§ EXERCISE OBJECTIVE
Check every line of the data for the string "databases" and copy the ones that have it.

§ Data about app and page elements
^^^^^^^^

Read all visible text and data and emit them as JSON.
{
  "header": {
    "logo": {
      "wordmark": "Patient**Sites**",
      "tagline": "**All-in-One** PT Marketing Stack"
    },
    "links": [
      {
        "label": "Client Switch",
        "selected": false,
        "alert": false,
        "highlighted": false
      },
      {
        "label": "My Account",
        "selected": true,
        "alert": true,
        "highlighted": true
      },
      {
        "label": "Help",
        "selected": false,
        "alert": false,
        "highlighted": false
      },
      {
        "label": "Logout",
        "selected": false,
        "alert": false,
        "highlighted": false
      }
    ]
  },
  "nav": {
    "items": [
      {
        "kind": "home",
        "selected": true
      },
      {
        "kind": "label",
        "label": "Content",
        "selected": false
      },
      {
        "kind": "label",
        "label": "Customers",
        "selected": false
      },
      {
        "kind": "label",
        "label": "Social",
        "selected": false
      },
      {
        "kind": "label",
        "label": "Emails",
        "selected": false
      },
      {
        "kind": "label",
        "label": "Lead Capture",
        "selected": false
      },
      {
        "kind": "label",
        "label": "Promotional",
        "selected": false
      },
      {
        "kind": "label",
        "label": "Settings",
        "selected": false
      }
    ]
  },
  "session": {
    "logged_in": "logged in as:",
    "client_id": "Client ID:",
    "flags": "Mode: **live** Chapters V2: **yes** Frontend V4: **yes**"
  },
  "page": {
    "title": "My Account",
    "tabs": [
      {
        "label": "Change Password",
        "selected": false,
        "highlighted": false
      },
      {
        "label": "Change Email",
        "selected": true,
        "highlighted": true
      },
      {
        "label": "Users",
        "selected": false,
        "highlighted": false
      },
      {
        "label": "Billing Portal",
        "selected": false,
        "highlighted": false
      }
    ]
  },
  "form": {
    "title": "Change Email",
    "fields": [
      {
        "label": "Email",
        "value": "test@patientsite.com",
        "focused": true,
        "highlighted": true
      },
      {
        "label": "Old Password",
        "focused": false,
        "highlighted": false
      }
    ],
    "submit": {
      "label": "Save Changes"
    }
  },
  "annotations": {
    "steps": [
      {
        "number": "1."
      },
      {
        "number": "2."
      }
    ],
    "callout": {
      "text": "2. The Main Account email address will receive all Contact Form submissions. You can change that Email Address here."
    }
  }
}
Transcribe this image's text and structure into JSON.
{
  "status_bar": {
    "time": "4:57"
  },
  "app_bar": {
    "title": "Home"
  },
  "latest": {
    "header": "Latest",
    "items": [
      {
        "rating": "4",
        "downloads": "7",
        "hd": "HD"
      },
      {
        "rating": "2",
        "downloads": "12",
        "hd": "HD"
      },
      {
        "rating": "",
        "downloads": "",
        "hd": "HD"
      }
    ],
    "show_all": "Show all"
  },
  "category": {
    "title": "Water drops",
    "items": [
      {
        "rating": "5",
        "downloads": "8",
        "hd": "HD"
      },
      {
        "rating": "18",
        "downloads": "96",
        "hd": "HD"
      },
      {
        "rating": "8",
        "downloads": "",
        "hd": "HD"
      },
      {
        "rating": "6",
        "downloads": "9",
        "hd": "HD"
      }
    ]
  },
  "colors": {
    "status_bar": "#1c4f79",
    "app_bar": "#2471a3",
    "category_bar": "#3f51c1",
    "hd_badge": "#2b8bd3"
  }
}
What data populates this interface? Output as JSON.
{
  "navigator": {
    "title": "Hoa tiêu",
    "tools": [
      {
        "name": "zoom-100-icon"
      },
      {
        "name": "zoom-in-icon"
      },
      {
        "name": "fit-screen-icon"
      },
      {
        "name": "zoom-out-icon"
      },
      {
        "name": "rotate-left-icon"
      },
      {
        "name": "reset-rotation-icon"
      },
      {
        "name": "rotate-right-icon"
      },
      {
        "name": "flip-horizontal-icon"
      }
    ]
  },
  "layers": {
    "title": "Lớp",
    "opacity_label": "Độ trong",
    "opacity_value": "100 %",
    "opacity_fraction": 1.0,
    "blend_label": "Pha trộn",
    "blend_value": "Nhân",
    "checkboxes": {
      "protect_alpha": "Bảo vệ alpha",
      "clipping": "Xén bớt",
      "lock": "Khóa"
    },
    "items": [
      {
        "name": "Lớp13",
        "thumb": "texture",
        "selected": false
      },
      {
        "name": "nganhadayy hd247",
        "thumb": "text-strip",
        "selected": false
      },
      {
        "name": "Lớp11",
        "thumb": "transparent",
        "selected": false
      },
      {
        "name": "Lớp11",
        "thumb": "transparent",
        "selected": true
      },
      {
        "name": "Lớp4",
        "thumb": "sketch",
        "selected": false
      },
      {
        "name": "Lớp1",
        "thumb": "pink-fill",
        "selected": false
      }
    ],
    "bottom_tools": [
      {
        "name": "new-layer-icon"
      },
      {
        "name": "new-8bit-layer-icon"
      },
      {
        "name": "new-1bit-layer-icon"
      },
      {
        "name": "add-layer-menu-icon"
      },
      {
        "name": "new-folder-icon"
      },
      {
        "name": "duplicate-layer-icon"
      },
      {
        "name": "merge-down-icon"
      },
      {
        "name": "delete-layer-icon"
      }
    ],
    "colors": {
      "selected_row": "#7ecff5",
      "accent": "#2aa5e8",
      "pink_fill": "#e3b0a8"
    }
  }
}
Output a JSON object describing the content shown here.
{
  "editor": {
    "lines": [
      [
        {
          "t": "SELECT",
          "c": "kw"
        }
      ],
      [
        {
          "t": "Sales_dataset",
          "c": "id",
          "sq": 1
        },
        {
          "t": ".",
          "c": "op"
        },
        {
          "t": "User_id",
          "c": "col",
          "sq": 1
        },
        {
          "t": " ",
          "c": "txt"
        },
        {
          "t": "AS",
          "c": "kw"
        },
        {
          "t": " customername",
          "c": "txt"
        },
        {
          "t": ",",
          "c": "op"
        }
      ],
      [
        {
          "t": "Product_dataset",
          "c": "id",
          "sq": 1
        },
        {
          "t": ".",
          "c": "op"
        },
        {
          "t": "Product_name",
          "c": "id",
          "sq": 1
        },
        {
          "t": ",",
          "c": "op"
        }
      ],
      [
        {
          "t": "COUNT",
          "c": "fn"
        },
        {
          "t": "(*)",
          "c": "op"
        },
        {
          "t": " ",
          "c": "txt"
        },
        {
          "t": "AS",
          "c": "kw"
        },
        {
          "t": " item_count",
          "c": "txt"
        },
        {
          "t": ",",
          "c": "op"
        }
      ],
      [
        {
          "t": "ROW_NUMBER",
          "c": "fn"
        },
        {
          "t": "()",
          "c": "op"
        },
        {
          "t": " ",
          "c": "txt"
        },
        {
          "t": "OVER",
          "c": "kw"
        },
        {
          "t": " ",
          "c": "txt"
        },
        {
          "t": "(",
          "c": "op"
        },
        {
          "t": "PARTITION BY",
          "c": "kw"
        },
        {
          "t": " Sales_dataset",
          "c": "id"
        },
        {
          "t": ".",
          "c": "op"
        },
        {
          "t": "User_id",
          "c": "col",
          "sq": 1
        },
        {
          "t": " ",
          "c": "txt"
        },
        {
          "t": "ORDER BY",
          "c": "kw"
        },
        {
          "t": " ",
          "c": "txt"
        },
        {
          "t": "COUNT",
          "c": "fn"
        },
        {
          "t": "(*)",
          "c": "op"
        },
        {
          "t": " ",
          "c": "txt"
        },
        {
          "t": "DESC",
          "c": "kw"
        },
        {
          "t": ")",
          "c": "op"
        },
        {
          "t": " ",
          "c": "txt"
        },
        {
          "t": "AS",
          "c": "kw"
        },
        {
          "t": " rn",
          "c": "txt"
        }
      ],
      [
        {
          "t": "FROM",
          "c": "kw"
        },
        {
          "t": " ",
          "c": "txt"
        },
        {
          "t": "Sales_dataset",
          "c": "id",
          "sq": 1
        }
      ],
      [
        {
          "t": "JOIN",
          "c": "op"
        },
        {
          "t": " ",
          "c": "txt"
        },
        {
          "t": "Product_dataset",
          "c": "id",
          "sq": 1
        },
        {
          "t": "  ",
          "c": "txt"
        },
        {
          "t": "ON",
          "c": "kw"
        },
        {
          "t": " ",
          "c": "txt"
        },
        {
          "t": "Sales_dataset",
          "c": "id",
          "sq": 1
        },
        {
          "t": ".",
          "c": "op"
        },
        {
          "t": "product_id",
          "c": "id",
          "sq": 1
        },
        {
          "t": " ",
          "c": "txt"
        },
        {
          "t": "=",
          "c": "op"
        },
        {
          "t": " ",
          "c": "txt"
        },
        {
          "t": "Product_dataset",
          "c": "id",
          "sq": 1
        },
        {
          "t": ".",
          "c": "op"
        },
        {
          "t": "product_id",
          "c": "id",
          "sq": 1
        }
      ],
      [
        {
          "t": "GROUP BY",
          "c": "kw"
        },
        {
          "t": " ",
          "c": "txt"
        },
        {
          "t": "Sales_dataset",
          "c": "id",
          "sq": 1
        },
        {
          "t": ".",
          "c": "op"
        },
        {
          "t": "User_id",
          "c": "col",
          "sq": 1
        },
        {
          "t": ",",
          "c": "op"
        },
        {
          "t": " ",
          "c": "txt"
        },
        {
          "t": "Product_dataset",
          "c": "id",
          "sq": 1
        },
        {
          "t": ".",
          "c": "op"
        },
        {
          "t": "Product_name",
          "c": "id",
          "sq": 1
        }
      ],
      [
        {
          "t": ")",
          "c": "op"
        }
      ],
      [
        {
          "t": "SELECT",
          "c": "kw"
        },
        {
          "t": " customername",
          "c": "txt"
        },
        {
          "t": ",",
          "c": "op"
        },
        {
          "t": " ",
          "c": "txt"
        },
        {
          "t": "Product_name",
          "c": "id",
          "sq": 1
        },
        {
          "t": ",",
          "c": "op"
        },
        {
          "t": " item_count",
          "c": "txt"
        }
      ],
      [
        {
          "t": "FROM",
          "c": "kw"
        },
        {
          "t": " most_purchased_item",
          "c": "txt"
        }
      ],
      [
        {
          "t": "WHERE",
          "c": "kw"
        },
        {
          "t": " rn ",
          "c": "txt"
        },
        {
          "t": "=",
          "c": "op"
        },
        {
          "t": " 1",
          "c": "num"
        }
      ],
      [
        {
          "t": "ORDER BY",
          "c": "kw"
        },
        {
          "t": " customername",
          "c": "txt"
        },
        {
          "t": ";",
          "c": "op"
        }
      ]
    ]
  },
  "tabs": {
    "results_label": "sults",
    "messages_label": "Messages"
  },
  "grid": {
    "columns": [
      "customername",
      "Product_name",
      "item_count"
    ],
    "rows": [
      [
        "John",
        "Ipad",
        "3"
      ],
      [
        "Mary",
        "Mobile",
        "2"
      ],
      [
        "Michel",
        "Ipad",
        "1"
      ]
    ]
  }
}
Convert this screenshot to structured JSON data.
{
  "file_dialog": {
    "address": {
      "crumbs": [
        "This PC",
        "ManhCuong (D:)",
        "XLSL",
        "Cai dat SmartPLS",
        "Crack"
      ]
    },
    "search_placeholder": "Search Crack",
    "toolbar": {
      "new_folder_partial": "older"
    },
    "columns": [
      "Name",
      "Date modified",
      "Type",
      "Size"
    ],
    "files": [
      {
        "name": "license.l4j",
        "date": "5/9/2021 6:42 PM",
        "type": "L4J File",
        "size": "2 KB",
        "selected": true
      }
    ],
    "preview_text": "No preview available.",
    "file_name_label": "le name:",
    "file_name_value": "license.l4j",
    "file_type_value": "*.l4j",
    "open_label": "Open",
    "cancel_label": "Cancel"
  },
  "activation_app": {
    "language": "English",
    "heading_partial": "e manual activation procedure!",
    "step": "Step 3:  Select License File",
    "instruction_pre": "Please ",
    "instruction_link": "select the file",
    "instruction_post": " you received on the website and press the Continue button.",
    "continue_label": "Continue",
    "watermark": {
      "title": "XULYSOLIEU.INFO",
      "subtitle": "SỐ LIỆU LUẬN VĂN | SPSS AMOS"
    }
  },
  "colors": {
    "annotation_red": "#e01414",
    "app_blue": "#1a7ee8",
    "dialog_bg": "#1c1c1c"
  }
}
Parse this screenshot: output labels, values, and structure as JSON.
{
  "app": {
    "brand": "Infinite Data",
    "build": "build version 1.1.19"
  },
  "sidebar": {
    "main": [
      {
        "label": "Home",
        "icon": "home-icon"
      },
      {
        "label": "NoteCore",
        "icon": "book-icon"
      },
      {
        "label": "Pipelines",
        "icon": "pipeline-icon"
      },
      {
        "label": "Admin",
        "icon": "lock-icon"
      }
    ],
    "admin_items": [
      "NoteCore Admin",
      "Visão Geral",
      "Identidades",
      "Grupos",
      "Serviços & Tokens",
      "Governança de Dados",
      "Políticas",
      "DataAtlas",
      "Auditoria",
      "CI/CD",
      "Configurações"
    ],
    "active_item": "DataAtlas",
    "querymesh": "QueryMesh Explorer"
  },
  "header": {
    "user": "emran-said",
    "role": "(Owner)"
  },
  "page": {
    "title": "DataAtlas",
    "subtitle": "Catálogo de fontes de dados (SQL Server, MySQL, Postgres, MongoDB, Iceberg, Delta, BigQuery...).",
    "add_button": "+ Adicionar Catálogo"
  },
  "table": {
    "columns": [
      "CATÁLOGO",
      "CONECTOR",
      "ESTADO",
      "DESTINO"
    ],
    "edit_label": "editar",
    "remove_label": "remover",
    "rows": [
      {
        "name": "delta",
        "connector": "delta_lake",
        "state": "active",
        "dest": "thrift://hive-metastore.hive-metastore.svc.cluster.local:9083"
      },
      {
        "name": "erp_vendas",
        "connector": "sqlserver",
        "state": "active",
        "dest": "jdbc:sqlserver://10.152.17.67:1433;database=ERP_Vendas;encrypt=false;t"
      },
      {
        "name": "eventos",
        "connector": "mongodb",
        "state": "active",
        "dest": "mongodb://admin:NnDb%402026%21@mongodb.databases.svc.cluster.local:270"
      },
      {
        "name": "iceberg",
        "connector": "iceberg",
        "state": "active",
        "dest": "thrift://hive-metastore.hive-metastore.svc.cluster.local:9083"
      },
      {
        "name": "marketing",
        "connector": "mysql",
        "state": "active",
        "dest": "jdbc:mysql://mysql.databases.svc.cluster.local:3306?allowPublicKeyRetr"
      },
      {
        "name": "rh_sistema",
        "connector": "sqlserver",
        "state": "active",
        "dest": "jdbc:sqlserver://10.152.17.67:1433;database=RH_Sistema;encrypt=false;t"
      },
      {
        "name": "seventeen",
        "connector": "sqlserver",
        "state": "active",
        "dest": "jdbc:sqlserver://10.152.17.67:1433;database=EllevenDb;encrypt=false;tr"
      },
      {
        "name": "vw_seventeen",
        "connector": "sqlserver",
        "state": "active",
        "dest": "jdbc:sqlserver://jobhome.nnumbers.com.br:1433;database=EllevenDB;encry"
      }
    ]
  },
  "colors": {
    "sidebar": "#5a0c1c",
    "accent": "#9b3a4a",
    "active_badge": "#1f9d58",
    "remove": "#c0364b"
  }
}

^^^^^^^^

§ OUTPUT FOR THIS TASK
        "dest": "mongodb://admin:NnDb%402026%21@mongodb.databases.svc.cluster.local:270"
        "dest": "jdbc:mysql://mysql.databases.svc.cluster.local:3306?allowPublicKeyRetr"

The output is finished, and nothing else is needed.